There are two main types of hyperhidrosis: secondary and primary. Secondary hyperhidrosis happens when another medical condition or a medication causes a person to sweat excessively. When the excessive sweating is the medical condition, a person has primary hyperhidrosis. Typically, people with secondary hyperhidrosis experience sweating over their entire bodies, whether they are awake or asleep. People with primary hyperhidrosis sweat in specific focal areas, mainly when they are awake.
Main focal areas include:
- Armpits (axillary hyperhidrosis)
- Hands (palmar hyperhidrosis)
- Feet (plantar hyperhidrosis)
- Face and other parts of the head (facial hyperhidrosis)
Researchers haven't nailed down exactly what causes a person to sweat excessively, but they have discovered a genetic link in some cases. Around 40 to 60 percent of the time, the condition affects multiple members of the same family. As for the rest, clinical trials and research continue to look into what might cause the brain to trigger such an extreme reaction.
Currently, it's estimated that hyperhidrosis affects 1 to 3 percent of the population. Many people report experiencing their first symptoms of hyperhidrosis as adolescents (although the condition can start in childhood). Though cases of hyperhidrosis beginning in adulthood are rare, they are not unheard of.

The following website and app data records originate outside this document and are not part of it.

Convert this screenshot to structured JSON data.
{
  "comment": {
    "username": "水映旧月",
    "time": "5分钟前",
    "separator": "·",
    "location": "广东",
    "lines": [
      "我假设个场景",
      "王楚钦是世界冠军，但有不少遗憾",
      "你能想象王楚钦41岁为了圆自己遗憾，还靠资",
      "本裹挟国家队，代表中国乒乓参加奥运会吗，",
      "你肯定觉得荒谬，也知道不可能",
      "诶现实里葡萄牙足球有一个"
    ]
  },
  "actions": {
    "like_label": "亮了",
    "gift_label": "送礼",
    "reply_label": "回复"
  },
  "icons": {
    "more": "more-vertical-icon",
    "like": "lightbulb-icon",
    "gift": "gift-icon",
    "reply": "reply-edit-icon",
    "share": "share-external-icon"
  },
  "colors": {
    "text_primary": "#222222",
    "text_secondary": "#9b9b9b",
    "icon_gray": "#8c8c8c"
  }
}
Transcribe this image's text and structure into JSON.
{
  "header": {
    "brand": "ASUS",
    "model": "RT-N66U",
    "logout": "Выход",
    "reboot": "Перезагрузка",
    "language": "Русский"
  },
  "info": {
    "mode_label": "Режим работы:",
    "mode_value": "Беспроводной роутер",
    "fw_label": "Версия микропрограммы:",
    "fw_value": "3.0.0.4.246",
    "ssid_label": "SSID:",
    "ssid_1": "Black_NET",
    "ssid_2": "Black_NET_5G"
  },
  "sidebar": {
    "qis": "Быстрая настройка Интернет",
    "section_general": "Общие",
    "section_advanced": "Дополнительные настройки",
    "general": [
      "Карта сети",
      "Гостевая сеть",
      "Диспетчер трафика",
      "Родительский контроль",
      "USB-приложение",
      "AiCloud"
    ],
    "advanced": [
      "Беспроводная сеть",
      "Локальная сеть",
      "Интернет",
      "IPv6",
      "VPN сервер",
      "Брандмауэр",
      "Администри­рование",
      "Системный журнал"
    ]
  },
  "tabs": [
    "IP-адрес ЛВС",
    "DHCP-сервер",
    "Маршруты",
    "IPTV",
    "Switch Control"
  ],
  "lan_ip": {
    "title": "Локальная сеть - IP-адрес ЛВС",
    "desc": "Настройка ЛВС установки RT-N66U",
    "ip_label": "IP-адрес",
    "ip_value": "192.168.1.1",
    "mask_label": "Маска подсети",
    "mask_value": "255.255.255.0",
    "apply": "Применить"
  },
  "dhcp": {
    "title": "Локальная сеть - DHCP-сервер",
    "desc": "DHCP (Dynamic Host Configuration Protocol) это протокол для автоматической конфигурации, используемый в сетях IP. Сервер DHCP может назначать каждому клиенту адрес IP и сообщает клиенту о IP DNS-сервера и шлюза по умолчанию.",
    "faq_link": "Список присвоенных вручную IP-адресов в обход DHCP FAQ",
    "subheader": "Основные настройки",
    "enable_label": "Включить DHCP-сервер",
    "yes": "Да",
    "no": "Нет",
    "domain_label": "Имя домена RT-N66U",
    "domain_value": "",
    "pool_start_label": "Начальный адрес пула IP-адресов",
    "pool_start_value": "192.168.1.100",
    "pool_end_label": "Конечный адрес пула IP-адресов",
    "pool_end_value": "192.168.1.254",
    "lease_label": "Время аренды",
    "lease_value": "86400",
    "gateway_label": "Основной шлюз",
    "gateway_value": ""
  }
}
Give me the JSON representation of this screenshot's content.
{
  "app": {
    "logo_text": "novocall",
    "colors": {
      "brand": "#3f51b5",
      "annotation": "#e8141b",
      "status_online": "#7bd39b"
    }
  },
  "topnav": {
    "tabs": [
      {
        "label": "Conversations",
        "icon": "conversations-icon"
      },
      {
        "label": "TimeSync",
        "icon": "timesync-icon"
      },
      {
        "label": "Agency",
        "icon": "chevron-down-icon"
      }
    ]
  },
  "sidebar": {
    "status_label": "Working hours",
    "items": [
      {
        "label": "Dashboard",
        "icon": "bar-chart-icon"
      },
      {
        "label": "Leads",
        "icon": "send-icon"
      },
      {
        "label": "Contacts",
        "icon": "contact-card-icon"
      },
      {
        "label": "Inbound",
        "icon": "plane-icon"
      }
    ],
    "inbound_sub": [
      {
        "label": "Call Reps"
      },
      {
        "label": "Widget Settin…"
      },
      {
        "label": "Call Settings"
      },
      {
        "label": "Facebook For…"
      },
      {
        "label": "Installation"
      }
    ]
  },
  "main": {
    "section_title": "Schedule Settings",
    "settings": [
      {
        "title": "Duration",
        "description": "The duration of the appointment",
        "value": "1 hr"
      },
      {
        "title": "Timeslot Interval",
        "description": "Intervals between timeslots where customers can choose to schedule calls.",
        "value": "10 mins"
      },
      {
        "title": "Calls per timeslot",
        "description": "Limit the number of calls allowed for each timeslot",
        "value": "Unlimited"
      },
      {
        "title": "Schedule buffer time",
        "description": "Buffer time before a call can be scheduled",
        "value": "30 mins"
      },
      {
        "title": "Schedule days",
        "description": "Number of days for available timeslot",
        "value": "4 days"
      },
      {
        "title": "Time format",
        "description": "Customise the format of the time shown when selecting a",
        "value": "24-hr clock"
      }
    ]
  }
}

So what exactly is happening in the body of someone who has hyperhidrosis, and how is it different from normal sweating? Read the next page to find out.